Consider the situation in Turkey. There are radical Islamic groups intent on using the democratic process to vote in an Islamic state that would then throw away the ladder and abolish democracy, replacing it with theocracy. What should be done about this is not at all obvious. If the people democratically vote to demolish democracy, isn’t this just like a club voting itself out of existence? It would be the will of the majority, after all. In Algeria, harsh measures were taken in 1992 to avoid just such a democratic self-annihilation, with a vicious civil war resulting. In Turkey, such a calamity has been averted, or at least postponed. In 1996, an Islamic party won control, but the vigorous secularist reaction soon led to the resignation of the prime minister. A moderate Islamic party is now in power, and it has wisely restrained itself from any attempt to impose Islam on the nation, committing itself to preserving the secularism of the state.
In the United States, the problem is no less real for being less dramatic: There are many deeply religious people who believe that they may democratically impose more and more of their creed on the nation, by simply exercising their First Amendment rights to free expression and creating thereby a climate of opinion that renders opposition by secularists politically ineffective. This is a grave danger to democracy, more subversive, in fact, than anything Al Qaeda threatens.
Many of us believe that American democracy is the best hope of the world, that it provides the most secure and reliable–though hardly foolproof–platform on the planet for improving human welfare. If it tumbles, the whole world is in deep trouble. We therefore put the securing of American democracy–America’s secular democracy, with separation of church and state–at the very top of our list of priorities.
That has always been the weak link in our democratic framework, that like those extremists in Turkey some group would use democracy to undermine democracy. I have lost count at this point of the conversations, web comments, and other forums where people have simply stated that since this is America the “majority rules”. That is not what our system of government is on any level. I suspect that when those that believe in majority rule listen to their favorite politician take the oath of office they hear, but do not listen. Elected officials are forbidden to pass laws that violate the Constitution. When they endorse religion- try to legislate religion such as the Faith Based Initiative does, that is a violation of the Constitution regardless of whether the majority of people support it. James Madison warned us about factions of citizens banning together to undermine democracy in Federalist No. 10,
“I understand a number of citizens, whether amounting to a majority or a minority, who are united and actuated by some common impulse of passion, or of interest, adverse to the rights of other citizens, or to the permanent interests of the community.”

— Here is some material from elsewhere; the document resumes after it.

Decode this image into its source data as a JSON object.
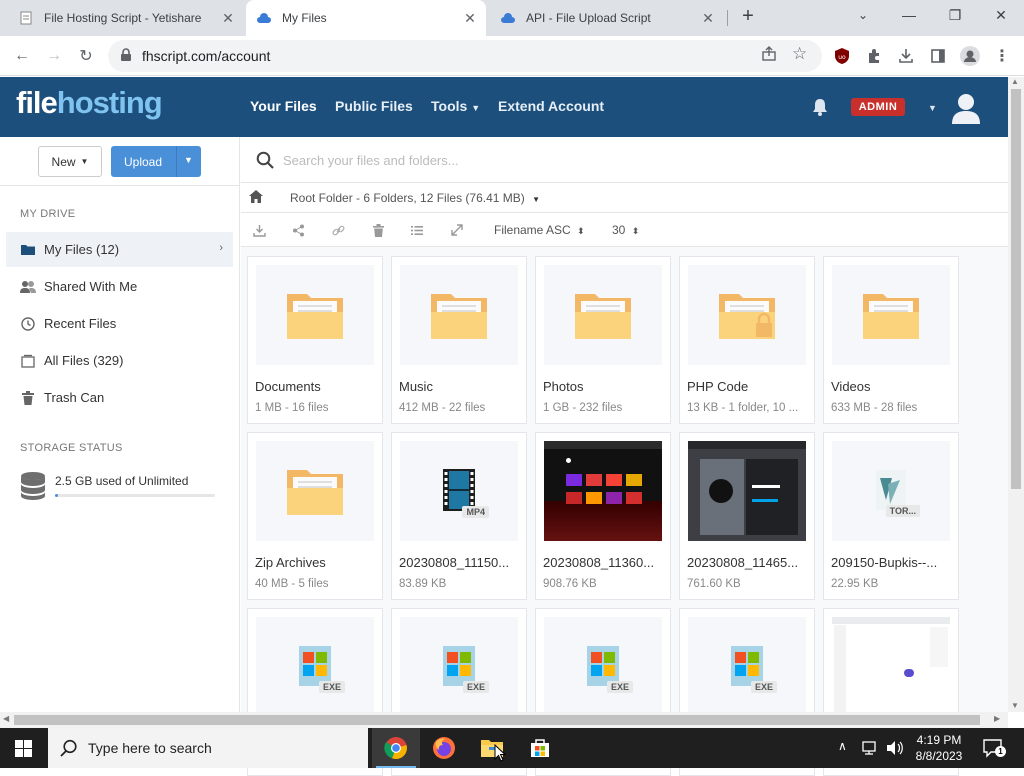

America’s religious Right, the christianists ( not to be confused with Christians) are such a faction. Bin Laden and his predecessors can kill a few of us now and then, but it is almost laughable that he would be considered a threat to democracy, yet the christianists, by using the freedom afforded them under our democracy are very much a threat.
This is one of those stories that made me laugh not because it is funny, but because it is so absurd, Joint Chiefs Advise Change In War Strategy
The nation’s top uniformed leaders are recommending that the United States change its main military mission in Iraq from combating insurgents to supporting Iraqi troops and hunting terrorists, said sources familiar with the White House’s ongoing Iraq policy review.
President Bush and Vice President Cheney met with the members of the Joint Chiefs of Staff yesterday at the Pentagon for more than an hour, and the president engaged his top military advisers on different options. The chiefs made no dramatic proposals but, at a time of intensifying national debate about how to solve the Iraq crisis, offered a pragmatic assessment of what can and cannot be done by the military, the sources said.
Three years and hundreds of thousands of lives later and George and Dick consult the experts.
As Jerome writes in the preface to this post over at DKos I don’t necessarily agree or endorse every word, but it did point out some interesting facts on the ground in Iraq, An Answer for Iraq
We have previously shown benign neglect for the Iraqi oil and passed the responsibility to the British. They outsourced it to a British security company. In 2004 it hired a paramilitary Oil Protection Force controlled by Sunnis. Shiites retaliated by infiltrating the OPF in 2005 and killing began. Further sectarian fighting for the oil can be stopped and high security provided for oil production by redeploying about 20% of American troops to the “Enclave”: an isolated, easily defended, desert area next to the Kuwait border and the Persian Gulf that produces 71% of the oil and controls most exports.
Did the Joint Chiefs point this out to the pretend Commander-in-chief on their little visit?
Those who deny freedom to others deserve it not for themselves. ~Abraham Lincoln
He that would make his own liberty secure, must guard even his enemy from opposition; for if he violates this duty he establishes a precedent that will reach himself. ~Thomas Paine